Red blood cell (RBC) production (erythropoiesis) takes place in the bone marrow under the control of the hormone erythropoietin (EPO). Juxtaglomerular cells in the kidney produce erythropoietin in response to decreased oxygen delivery (as in anemia or hypoxia) or increased levels of androgens. In addition to erythropoietin, red blood cell production requires adequate supplies of substrates, mainly iron Iron Deficiency Iron (Fe) is a component of hemoglobin, myoglobin, and many enzymes in the body. Heme iron is contained mainly in animal products. It is absorbed much better than nonheme iron (eg, in plants... read more , vitamin B12 Vitamin B12 Deficiency Dietary vitamin B12 deficiency usually results from inadequate absorption, but deficiency can develop in vegans who do not take vitamin supplements. Deficiency causes megaloblastic anemia, damage... read more , folate Folate Deficiency Folate deficiency is common. It may result from inadequate intake, malabsorption, or use of various drugs. Deficiency causes megaloblastic anemia (indistinguishable from that due to vitamin... read more , and heme Overview of Porphyrias Porphyrias are rare disorders in which there are defects in the pathway of heme synthesis due to genetic or acquired deficiencies of enzymes of the heme biosynthetic pathway. These deficiencies... read more .
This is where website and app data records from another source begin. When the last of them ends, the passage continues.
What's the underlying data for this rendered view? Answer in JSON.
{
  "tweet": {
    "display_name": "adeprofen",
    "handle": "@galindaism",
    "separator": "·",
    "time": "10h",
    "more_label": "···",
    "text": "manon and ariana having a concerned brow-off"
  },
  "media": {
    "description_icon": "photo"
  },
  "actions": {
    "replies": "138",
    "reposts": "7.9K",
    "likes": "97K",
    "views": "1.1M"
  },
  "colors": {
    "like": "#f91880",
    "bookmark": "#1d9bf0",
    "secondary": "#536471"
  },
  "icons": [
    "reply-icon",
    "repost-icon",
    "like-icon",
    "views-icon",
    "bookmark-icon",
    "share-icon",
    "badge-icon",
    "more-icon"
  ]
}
RBCs survive about 120 days. They then lose their cell membranes and are largely cleared from the circulation by the phagocytic cells of the spleen and liver. Hemoglobin is broken down primarily by the heme oxygenase system with conservation (and subsequent reutilization) of iron, degradation of heme to bilirubin through a series of enzymatic steps, and reutilization of amino acids. Maintenance of a steady number of RBCs requires daily renewal of 1/120 of the cells; immature RBCs (reticulocytes) are continually released and constitute 0.5 to 1.5% of the peripheral RBC population.
With aging, hemoglobin and hematocrit (Hct) decrease slightly, but not below normal values. In menstruating women, the most common cause of lower RBC levels is iron deficiency due to chronic blood loss resulting from menstruation.